A small but growing collection of companies has
formed a coalition that will push the federal government to
establish a standard system by which agencies categorize their
Today's official opening of the District-based Data Transparency
Coalition rides on the heels of the Obama
administration's announcement last month that six agencies
will commit $200 million to projects that help them better analyze
And as the government looks to scale back its
spending in other areas, some companies are already eyeing the
administration's emphasis on "big data" as
a potential new line of business.
"Our members understand that if the government
identified its data elements in consistent ways, there would be
vast new opportunities for the tools that they are building,"
Executive Director Hudson Hollister said.
Multiple methods of classifying information can make
it tricky for companies to build software that pulls data from
different agencies and compares such information as spending,
contract awards and regulations.
Among the coalition's top priorities will be
advocating for the passage of the Digital Accountability and
Transparency Act, legislation that Hollister helped craft as former
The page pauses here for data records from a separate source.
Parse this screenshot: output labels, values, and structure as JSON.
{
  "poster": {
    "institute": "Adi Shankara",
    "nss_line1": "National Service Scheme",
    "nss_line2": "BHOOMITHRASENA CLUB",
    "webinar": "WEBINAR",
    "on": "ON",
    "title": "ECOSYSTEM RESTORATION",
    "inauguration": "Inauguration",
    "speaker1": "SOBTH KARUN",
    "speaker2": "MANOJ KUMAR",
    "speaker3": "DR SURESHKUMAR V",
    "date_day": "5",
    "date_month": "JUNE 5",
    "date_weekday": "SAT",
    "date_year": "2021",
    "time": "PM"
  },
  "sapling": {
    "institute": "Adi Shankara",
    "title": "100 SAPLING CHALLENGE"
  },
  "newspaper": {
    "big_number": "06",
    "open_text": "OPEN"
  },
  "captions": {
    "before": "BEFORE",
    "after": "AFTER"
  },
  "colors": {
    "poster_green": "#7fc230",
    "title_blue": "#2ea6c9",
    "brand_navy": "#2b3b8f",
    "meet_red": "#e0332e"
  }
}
counsel to the House Committee on Oversight and Government Reform.
He left the post in January.
"Both members of Congress and the executive branch
need to understand that because the federal government is the
world's largest producer and consumer of data, it ought to manage
its data," Hollister said.
The coalition's members to date include Microsoft, as
well as a several data analysis and management firms, including
Level One Technologies, Teradata and BrightScope.
Its advisory board includes Earl Devaney, the former
chairman of the Recovery Accountability and Transparency Board, and
Beth Noveck, the former U.S. deputy chief technology officer.
"For years people in the executive branch have been
talking about e-government and big data," Hollister said. "Those
two phrases have become buzz words. The standardization of federal
data is what's needed to make both concepts work."
H.I.G. BioVentures, a Miami-based health care
investor with directors in the Washington region, closed on a $268
million fund that could bring much needed capital to cash-strapped
Investments in life sciences companies slowed during
the economic slump even more than other industries because the
firms often require larger amounts of money and time before they
bring a product to market.
Bruce Robertson, a managing partner based in
confirmed last July that the firm was in the midst
of raising money, though he declined to specify on the
size of the fund at the time.
Last week's announcement shows the firm surpassed its
stated goal of $250 million. The financial backers include public
and private pension funds, foundations, funds of funds and large
private family wealth managers, according to a news release.
H.I.G. BioVentures is led by Robertson, as well as
managing directors Aaron Davidson and Michael Wasserman.